  1. Maintenance and renovations: Your financial support has allowed us to make necessary repairs and improvements to our synagogue, ensuring that it remains a beautiful and functional place of worship.
  2. Community Programs: We have been able to organize educational programs, cultural events, and religious services that bring our community together and strengthen our bonds.
  3. Religious services: We have been able to continue offering meaningful religious services and celebrations, enriching the spiritual lives of our congregation members. Your contributions, whether large or small have a profound impact on the vibrancy and sustainability of Beth Ami. They demonstrate your dedication to preserving our traditions, fostering community, and ensuring that our synagogue remains a source of inspiration for generations to come.     


Please accept our sincerest thanks for your ongoing support and commitment. It is through your generosity that we can thrive as a congregation and continue our mission of enriching the lives of our members. We are deeply grateful for your partnership in this journey.

We look forward to sharing the blessings of our synagogue with you and your loved ones. Your contributions truly make a difference, and we hope to see you at our future events and services. Once again, thank you from the bottom of our hearts for your generous donations. Your kindness strengthens our community, and we are immensely grateful for your support.

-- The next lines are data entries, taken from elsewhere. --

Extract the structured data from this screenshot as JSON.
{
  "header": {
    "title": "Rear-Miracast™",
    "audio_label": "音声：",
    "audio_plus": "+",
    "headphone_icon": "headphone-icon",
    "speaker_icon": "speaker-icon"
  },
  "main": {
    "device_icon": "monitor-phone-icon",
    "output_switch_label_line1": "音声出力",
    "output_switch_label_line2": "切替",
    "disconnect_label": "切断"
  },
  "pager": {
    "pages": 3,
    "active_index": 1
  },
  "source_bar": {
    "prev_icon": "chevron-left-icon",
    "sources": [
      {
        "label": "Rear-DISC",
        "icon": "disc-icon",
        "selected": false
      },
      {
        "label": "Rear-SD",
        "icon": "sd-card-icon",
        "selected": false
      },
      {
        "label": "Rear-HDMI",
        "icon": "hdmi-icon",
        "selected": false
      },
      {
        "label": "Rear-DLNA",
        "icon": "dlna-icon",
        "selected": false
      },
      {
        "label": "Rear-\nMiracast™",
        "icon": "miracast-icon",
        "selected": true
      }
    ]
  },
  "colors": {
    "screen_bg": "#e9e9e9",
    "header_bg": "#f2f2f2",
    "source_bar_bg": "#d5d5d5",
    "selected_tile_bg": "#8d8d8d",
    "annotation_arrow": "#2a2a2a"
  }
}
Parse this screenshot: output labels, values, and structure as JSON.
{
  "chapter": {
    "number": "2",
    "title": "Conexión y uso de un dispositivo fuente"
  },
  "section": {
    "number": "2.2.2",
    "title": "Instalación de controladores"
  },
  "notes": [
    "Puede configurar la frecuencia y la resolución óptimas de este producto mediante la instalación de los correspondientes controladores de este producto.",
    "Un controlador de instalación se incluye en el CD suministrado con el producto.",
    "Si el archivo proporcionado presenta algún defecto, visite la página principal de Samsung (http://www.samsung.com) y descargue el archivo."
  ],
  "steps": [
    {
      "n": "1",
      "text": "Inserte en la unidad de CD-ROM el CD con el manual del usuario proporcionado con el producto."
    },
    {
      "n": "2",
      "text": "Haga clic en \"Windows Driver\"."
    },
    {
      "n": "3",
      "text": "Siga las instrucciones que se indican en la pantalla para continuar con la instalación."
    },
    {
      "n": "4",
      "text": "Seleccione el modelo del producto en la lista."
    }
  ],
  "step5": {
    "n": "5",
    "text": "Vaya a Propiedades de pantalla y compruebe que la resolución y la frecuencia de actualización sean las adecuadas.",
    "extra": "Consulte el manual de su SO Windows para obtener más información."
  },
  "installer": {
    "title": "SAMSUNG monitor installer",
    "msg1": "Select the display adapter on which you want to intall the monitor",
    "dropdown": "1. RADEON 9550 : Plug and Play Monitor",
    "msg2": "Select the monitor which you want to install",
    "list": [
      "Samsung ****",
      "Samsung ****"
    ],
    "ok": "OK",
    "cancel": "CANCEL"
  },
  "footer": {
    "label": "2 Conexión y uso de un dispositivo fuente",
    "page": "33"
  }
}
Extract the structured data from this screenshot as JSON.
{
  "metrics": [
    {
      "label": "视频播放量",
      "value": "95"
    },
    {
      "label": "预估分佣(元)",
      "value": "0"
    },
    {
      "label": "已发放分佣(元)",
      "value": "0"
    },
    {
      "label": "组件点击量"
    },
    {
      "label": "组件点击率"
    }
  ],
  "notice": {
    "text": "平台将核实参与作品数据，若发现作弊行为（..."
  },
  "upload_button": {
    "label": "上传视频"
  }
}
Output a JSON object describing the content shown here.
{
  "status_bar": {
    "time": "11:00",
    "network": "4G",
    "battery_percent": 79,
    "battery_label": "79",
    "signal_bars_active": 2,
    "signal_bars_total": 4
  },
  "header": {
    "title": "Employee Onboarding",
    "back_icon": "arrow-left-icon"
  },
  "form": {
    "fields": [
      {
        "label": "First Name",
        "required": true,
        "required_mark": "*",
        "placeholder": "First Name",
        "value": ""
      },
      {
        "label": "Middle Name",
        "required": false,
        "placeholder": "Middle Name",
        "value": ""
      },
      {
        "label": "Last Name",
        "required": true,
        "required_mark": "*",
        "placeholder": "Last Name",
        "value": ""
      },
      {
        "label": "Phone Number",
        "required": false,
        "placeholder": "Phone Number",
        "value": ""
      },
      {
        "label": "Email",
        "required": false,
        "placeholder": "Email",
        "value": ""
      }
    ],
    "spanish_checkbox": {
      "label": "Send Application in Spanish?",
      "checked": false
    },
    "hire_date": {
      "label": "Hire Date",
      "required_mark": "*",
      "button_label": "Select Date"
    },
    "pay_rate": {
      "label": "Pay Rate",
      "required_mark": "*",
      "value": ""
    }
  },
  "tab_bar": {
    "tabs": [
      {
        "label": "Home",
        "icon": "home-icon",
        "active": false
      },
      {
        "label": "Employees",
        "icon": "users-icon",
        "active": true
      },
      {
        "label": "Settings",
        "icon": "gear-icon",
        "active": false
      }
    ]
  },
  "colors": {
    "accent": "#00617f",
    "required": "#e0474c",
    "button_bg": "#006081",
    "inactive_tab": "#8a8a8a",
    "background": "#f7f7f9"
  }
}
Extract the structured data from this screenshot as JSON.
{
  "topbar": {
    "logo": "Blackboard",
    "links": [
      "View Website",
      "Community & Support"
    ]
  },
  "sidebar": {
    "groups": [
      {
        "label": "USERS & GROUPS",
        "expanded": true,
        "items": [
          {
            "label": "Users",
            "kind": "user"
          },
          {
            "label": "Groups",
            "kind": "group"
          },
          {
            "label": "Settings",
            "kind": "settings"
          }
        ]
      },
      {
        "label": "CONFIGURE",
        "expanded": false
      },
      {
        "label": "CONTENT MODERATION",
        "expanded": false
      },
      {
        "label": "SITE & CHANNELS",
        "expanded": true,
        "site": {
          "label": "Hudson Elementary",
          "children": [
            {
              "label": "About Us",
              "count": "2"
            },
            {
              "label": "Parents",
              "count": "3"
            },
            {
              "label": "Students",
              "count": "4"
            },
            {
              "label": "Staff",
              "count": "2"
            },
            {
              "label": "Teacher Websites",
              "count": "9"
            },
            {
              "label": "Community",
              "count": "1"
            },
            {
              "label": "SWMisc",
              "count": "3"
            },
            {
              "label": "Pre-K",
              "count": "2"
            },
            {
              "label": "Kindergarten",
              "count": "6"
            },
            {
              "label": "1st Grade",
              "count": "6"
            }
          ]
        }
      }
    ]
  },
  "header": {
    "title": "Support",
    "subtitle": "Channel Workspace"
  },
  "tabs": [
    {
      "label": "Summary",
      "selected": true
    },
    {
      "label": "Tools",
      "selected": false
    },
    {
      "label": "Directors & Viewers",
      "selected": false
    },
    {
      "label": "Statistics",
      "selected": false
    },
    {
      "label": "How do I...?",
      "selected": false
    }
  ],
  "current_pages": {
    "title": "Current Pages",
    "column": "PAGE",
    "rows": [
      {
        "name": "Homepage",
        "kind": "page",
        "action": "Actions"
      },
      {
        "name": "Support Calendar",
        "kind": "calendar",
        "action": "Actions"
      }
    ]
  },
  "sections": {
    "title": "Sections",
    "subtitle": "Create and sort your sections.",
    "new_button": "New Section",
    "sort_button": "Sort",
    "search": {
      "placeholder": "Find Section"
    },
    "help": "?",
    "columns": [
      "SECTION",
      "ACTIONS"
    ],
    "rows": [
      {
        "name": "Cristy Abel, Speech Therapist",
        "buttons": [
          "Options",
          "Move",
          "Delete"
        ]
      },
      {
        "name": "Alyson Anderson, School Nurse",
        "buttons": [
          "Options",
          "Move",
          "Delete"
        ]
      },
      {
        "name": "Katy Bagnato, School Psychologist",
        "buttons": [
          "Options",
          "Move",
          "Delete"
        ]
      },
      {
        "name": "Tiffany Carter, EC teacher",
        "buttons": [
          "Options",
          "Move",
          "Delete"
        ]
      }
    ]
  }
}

With warmest regards and deepest gratitude,

Scott Van Dyke


1401 NW 4TH AVE



Monday – Thursday: 9:30 AM – 3 PM

Friday: 9 AM – 1 PM